▶ _Exercise requirements_
What is the number of lines below that contain the word "Scott"? Give only that number.

▶ _Data for analysis_

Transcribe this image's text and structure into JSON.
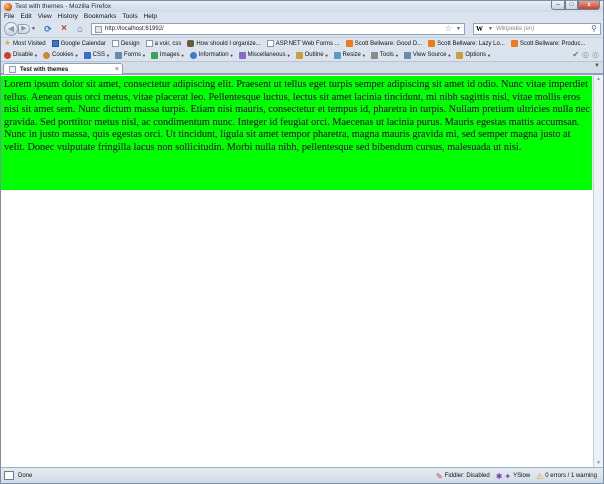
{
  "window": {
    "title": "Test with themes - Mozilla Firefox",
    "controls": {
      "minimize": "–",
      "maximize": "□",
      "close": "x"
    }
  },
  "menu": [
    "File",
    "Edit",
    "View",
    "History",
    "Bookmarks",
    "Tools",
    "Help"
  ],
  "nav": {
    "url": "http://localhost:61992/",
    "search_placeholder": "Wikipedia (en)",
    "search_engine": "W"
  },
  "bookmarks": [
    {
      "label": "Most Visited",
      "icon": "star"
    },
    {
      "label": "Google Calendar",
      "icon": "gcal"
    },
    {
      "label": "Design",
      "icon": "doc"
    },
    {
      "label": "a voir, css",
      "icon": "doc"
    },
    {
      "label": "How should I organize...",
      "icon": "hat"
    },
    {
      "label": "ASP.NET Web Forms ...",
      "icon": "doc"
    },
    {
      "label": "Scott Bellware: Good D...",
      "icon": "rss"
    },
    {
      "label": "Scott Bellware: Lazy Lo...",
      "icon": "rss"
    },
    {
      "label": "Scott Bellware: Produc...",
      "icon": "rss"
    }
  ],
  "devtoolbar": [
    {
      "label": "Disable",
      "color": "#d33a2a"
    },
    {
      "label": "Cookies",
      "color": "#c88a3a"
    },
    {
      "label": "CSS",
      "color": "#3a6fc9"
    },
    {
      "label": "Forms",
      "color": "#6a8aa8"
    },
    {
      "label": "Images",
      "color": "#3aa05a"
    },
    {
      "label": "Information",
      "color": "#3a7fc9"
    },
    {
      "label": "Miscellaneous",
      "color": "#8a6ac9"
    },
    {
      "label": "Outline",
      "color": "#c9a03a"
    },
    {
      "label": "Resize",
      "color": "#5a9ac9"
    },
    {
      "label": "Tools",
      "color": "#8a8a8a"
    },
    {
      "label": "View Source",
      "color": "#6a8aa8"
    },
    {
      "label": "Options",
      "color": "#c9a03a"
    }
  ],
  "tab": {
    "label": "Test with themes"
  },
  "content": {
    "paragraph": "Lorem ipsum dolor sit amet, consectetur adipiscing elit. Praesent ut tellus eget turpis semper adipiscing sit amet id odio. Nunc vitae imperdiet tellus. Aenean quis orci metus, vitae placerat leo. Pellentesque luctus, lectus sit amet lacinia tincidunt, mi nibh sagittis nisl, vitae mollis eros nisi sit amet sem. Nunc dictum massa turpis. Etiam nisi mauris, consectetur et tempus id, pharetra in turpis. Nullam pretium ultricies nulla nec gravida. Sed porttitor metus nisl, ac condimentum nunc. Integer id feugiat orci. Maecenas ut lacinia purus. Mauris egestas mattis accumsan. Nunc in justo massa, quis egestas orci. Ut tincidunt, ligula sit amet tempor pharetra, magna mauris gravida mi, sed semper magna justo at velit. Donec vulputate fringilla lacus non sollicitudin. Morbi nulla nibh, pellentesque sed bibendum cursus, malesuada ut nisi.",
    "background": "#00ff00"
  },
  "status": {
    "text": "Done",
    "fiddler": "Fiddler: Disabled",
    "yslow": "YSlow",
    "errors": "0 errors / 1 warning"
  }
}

▶ _Solution_
3